- Nourished Kitchen’s Soups and Stews: You can find some great healthy recipes at Jennifer McGruther’s site. Recipes that include bone broth are Gluten-free Chicken & Dumplings, Cream of Chicken Soup and Mushroom Stew. Learn the in’s and out’s of cooking up bone broth, including why it’s good for you.
- Coconut Mama’s Soups: These recipes include Spicy Sprouted Lentil Soup, Thai Coconut Chicken Soup and Meat Loaf & Homemade Condensed Cream of Mushroom Soup. The Coconut Mama also has a great lesson on how to turn your veggie scraps into vegetable broth, saving you money and reducing waste.
- Food Renegade’s Soup Recipes: Kristen shares mouth-watering recipes like Egg Drop Soup, Roasted Red Pepper & Shrimp Bisque and Pizza Chili. Learn why Food Renegade does approve of Pacific’s Organic Cream of Mushroom Soup, but gives a thumbs down to Campbell’s Healthy Request Cream of Mushroom Soup.
- Hollywood Homestead: Learn why bone broth is a substitute for Botox and how to make a gelatin-rich broth. Check out her Winter Soups Ebook, with 52 recipes, including gluten and dairy free soups, and soups that are great for the GAPS diet.
- Food Babe has a recipes for Healthy Thai Spiced Pumpkin Soup and protein rich Carrot Ginger with Lentil Soup. Check out the discussion she had with Campbell’s Soup over what’s in their products and feel free to join the conversation by contacting Campbell’s directly.

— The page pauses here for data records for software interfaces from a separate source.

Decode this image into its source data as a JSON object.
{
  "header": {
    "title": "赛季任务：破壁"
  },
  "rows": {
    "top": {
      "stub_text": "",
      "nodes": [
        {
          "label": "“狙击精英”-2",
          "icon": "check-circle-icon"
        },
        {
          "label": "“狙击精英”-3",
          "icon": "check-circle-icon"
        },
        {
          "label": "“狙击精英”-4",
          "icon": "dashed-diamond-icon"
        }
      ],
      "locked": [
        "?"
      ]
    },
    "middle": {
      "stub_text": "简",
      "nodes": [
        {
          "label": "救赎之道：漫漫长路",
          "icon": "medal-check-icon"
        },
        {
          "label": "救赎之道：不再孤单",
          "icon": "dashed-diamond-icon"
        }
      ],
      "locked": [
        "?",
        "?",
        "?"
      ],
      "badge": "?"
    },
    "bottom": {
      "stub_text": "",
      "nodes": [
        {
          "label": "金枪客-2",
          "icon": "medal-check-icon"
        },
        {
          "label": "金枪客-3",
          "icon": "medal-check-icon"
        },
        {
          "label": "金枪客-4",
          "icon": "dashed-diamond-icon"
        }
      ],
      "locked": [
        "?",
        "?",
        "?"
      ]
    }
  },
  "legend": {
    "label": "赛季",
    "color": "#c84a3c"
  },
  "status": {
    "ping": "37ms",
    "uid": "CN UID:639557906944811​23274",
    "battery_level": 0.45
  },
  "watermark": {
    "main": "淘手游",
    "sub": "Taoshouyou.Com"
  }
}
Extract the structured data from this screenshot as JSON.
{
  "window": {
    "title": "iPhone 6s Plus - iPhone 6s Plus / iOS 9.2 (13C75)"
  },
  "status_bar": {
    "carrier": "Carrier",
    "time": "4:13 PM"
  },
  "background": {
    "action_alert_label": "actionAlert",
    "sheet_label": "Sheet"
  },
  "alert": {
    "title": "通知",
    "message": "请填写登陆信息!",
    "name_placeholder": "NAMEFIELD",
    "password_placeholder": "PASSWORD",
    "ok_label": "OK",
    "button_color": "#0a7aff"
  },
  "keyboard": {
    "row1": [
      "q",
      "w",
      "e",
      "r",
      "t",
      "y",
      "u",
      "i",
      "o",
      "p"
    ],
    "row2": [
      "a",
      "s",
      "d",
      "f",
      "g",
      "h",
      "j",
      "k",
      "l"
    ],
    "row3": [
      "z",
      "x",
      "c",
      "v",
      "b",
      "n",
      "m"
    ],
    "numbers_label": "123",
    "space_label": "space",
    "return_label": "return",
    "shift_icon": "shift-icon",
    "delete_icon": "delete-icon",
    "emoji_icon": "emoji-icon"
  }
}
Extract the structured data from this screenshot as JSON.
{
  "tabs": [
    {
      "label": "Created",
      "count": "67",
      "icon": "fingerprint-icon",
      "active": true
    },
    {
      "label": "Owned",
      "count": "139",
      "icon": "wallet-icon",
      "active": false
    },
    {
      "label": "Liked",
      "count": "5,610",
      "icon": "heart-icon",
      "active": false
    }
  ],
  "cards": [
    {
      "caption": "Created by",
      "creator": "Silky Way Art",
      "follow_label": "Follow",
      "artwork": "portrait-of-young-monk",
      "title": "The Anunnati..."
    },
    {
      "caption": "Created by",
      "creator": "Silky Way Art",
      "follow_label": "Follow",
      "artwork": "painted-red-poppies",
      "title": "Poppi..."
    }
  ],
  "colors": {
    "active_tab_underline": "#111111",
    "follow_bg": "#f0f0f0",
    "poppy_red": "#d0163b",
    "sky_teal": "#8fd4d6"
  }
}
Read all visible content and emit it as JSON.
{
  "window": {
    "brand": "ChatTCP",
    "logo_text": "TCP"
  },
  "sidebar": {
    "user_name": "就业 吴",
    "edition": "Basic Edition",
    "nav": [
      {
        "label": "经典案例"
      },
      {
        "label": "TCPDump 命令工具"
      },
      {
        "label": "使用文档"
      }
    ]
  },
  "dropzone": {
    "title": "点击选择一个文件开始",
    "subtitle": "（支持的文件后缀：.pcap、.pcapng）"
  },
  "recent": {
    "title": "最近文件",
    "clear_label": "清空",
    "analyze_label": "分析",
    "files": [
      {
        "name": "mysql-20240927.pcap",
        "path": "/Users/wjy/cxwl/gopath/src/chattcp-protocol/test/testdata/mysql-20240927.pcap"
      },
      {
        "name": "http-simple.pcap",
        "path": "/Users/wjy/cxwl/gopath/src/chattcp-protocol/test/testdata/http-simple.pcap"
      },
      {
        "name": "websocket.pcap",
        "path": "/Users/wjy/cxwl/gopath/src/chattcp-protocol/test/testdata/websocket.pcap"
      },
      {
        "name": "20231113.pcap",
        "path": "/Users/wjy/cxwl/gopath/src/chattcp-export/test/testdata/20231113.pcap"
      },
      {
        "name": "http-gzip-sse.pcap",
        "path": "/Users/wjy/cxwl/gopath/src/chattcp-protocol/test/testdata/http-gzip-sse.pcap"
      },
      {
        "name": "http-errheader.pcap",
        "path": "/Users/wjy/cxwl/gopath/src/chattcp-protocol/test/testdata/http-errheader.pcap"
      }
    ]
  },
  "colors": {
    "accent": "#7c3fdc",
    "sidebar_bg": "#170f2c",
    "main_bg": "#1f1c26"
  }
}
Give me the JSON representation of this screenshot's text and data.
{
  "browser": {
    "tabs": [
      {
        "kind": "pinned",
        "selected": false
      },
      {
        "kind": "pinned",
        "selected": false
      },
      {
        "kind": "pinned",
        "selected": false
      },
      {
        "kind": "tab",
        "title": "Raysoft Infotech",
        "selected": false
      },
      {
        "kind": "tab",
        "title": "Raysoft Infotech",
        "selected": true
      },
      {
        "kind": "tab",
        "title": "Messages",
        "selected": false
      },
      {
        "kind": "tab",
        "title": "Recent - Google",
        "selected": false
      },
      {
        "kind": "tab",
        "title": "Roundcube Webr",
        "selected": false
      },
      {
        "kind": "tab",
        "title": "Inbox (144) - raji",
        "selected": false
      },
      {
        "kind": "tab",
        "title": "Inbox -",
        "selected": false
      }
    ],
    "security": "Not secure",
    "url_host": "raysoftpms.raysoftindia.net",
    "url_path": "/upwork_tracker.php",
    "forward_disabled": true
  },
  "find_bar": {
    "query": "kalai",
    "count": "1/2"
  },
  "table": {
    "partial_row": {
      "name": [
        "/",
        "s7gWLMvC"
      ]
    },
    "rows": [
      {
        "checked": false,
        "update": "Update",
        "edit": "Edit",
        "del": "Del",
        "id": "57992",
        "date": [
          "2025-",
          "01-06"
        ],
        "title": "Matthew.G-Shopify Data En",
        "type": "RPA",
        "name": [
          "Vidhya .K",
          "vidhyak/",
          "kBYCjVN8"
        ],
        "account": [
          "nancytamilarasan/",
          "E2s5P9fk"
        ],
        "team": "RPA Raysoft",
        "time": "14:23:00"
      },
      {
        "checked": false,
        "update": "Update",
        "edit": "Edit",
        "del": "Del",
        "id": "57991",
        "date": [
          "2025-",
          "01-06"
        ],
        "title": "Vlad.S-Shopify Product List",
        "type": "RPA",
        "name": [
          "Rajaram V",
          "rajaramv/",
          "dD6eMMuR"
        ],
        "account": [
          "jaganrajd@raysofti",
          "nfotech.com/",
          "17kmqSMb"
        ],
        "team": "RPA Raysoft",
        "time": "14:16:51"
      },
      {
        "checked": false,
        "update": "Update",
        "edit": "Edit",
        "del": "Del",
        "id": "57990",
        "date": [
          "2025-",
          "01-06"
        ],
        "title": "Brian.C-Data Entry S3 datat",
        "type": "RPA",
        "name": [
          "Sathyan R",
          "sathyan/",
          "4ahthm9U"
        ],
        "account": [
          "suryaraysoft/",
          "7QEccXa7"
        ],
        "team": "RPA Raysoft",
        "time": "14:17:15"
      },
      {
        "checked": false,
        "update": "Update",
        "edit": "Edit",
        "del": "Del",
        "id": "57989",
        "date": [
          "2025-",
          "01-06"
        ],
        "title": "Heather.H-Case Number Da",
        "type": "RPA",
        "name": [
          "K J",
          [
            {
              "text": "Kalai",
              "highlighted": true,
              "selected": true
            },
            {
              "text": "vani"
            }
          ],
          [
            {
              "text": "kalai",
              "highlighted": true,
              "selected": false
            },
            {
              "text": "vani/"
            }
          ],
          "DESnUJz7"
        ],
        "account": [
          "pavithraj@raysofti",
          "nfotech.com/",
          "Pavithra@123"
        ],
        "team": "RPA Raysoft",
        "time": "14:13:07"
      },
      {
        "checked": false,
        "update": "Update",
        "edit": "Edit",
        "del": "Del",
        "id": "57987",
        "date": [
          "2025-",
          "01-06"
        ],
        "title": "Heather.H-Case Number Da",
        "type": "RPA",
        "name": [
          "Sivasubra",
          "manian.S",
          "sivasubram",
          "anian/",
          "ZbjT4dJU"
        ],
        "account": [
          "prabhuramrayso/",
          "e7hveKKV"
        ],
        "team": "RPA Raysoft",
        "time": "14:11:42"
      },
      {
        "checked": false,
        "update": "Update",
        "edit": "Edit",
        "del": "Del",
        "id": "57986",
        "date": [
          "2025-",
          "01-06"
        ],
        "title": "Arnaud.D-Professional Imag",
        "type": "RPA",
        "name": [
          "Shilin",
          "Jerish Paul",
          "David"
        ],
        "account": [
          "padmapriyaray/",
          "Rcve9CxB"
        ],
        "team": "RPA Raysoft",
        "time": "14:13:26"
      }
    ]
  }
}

What is your favorite soup to make to keep your family warm and healthy in winter?